About 7 years ago, when I was 27 my Dad was diagnosed with Alzheimer’s, a particular form under the Dementia umbrella. It’s the most common one.
Since then, it’s been a journey that’s ripped my family apart and caused me to question everything from who I am to the man I hope to be.
At the time, I didn’t realise what was to come and the two reasons for this site are
For the caregivers : A real human voice on my story with my Dad over 7-8 years. Hopefully which gives you greater insights on what is to come and let you know it is okay to not be okay from someone that has been there and got the t-shirt.
For the friends & family : Advice on how to talk to the caregivers. Go to talk to us
I was the youngest person at the time in a class on dealing with dementia in a workshop I attended with my family and as this disease grows, my hope is to create a resource for others which we didn’t have.
To the only man I will ever love..
There are pages in the menu of everything from dealing with grief to how to ask for help. Feel free to contact me, comment below on a post and share.
I was thinking about what i could give him for Christmas that would give him interest and entertain him. As someone with Alzheimers he would get easily distracted by things and would fiddle with different things so why not give him something purposely built to do that?
It took me a little while to find bits and bobs. From new toys to also using old items that I hoped he would recognise.
Seashells (he loved the sea) in a tin
Beach stones in a tin (smooth and Dementia patients can like the texture of items)
Flags (small) including the Irish one, Brazil, Benfica (football team) as he travelled
Marbles, Dominoes and mini bowling set (to remind him of old school games)
Coins. My Dad was a former accountant and loved real hard cash. So like a child that would play with money, he could stack it and count it.
Pens, pencils, Compass, Magnifier, Shoe horn and old travel bag tags.
Like a box of fun!
It later was filled with family photographs too and when Mum and I would leave the house to go to work, I’d pop it on the table and would check when i return if anything was moved or taken.
I visited my Dad today following a 2 month hiatus.
It’s always odd to see him as for 90% of the time he is zoned out and only occasionally gives me a glimmer of the person I once knew.
Today I had the good fortune to take him out of the aged care residence around the local park in his stroller so he could have some fresh air. He got to see the kids playing, dogs running and few adults playing tennis on the courts. I wheeled him round like a parent would their child in a pram.
Considering his condition he can’t really talk anymore as the Alzheimer’s, Dementia progressively gets worse.
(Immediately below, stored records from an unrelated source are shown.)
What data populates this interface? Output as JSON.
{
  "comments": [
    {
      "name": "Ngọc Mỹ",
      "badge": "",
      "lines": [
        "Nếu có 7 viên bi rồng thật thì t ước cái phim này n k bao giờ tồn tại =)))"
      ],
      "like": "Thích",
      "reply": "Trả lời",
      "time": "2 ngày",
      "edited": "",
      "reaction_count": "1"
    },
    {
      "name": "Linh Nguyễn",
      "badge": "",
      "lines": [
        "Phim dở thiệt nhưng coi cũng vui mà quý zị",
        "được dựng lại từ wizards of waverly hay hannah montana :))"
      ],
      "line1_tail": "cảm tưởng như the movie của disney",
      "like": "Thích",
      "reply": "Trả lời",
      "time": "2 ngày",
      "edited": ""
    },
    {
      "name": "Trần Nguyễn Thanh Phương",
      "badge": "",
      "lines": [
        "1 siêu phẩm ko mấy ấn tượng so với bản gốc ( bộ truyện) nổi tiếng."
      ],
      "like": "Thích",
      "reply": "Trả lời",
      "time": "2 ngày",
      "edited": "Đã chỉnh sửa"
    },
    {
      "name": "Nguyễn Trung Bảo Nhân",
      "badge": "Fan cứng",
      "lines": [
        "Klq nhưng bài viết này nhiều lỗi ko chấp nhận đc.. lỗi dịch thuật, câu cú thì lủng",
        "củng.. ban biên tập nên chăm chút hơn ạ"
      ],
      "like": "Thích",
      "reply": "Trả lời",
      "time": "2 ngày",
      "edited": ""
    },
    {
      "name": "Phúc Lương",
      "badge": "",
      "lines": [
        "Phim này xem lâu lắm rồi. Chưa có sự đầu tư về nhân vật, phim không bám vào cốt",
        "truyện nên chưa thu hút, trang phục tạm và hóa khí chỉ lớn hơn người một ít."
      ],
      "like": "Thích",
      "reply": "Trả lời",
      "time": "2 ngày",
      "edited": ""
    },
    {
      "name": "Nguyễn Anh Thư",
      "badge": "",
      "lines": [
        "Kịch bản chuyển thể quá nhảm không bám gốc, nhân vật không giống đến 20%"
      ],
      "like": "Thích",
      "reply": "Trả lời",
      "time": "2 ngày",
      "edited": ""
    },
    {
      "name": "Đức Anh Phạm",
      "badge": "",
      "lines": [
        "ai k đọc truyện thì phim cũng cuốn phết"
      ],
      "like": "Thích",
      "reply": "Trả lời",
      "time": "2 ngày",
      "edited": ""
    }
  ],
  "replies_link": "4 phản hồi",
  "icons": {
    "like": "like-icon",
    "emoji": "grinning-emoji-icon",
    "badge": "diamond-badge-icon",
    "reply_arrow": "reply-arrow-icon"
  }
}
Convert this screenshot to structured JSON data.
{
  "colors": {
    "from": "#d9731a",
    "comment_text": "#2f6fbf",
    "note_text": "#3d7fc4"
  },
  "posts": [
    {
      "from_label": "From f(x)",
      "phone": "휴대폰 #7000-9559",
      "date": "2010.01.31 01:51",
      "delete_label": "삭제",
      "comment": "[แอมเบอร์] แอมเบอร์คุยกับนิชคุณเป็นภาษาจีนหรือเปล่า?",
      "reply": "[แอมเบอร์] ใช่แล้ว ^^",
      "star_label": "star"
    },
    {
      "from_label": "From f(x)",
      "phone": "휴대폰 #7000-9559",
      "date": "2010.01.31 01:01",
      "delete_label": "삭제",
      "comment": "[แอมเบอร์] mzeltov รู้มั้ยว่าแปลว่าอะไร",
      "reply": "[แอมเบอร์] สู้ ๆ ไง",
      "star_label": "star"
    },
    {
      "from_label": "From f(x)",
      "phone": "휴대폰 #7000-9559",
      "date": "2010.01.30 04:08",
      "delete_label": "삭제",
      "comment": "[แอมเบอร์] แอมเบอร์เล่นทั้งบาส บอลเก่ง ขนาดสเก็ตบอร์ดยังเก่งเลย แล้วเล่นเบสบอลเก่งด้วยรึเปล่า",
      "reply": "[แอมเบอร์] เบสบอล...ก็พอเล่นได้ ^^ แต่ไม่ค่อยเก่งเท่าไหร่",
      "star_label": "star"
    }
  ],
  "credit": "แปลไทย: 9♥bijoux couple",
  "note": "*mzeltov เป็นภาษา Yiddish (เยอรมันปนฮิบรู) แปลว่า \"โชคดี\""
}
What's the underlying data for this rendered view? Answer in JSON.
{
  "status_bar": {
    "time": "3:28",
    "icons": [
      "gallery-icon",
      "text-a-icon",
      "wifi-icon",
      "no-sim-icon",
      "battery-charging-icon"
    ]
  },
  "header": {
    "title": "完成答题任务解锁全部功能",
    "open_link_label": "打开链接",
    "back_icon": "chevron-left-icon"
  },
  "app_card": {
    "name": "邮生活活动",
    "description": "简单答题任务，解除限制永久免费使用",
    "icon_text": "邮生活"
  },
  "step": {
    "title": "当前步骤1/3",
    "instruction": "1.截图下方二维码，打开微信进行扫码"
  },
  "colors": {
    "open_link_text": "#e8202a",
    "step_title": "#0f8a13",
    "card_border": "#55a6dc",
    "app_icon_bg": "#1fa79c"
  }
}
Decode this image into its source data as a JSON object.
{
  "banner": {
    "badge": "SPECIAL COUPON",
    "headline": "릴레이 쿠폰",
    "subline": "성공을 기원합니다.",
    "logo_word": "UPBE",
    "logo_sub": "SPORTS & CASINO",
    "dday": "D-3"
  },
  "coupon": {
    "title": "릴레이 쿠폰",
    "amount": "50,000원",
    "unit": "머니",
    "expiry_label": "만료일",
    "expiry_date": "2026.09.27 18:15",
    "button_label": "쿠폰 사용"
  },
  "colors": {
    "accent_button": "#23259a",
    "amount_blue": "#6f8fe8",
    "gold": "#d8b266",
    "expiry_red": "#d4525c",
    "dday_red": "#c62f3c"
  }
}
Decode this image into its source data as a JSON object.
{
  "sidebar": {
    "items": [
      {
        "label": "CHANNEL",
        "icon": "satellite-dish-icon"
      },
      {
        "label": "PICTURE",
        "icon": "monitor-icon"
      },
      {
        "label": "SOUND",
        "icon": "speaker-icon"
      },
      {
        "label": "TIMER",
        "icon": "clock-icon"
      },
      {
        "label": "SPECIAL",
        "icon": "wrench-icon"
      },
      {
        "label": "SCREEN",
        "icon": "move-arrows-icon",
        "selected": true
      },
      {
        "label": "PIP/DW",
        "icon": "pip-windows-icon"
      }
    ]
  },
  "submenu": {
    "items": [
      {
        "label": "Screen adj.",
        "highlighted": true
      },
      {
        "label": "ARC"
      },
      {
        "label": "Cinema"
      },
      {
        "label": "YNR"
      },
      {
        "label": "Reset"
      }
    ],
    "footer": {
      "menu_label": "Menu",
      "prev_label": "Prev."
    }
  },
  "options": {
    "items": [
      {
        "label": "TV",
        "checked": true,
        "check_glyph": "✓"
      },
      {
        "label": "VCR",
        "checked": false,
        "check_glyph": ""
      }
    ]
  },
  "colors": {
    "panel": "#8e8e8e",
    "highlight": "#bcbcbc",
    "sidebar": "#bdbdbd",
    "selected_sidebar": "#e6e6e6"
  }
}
So I try and talk but that’s odd as I’m not a big fan of my own voice so I revert to playing the Melbourne cup so he can hear or classical music.
I suppose it’s really just to be there and as I sat on the ground and played music, we looked out together at the people in the public enjoying themselves. Wishing we were both out there. Love you Dad ❤️
Last week, I went with my mum to see Dad that has Alzheimer’s (Dementia) and it was a strange experience.
We had our visit through the window to protect his health as he is high risk.
That said, the big question remains. What’s worse for their age group? The virus or no purpose/company? It’s not an easy question to answer and I’m just grateful that he has a wonderful care giver in his rest home.
What are your thoughts on the current restrictions?
Any caregiver I know that’s going through such intense challenges on a daily basis and yet have to endure unnecessary paper work.
The huge hassle of convincing the govt, the bank and other institutions that the patient can’t fill in that bloody form.
That what we are doing is trying to shelter and protect them from themselves.
Up until recently my dad had a full drivers license. That’s insane! Our immediate family knows just how silly that is. When my dad got diagnosed with his dementia condition, there wasn’t a light switch.
Every thing was a manual request and letters to write. Thankfully we got power of attorney although even that was a process.
Is the government aware of the sheer numbers growing of an aged population?
I remember things like “he will have to come in and get will fully tested”. Are you barking serious? The patient was in denial for a year or two and when he did get assessed it was “oh yes we can confirm..”
What caregivers need, is less barriers and obstruction. More understanding and automated digital systems in place. Getting my dads pension alone was a maze of forms I could barely comprehend and I’ve still all my faculties.
It’s hard enough being present at all times and showing caregiver patience with trying to cut through red tape!
Have you experienced something similar? Please share a comment below 🙂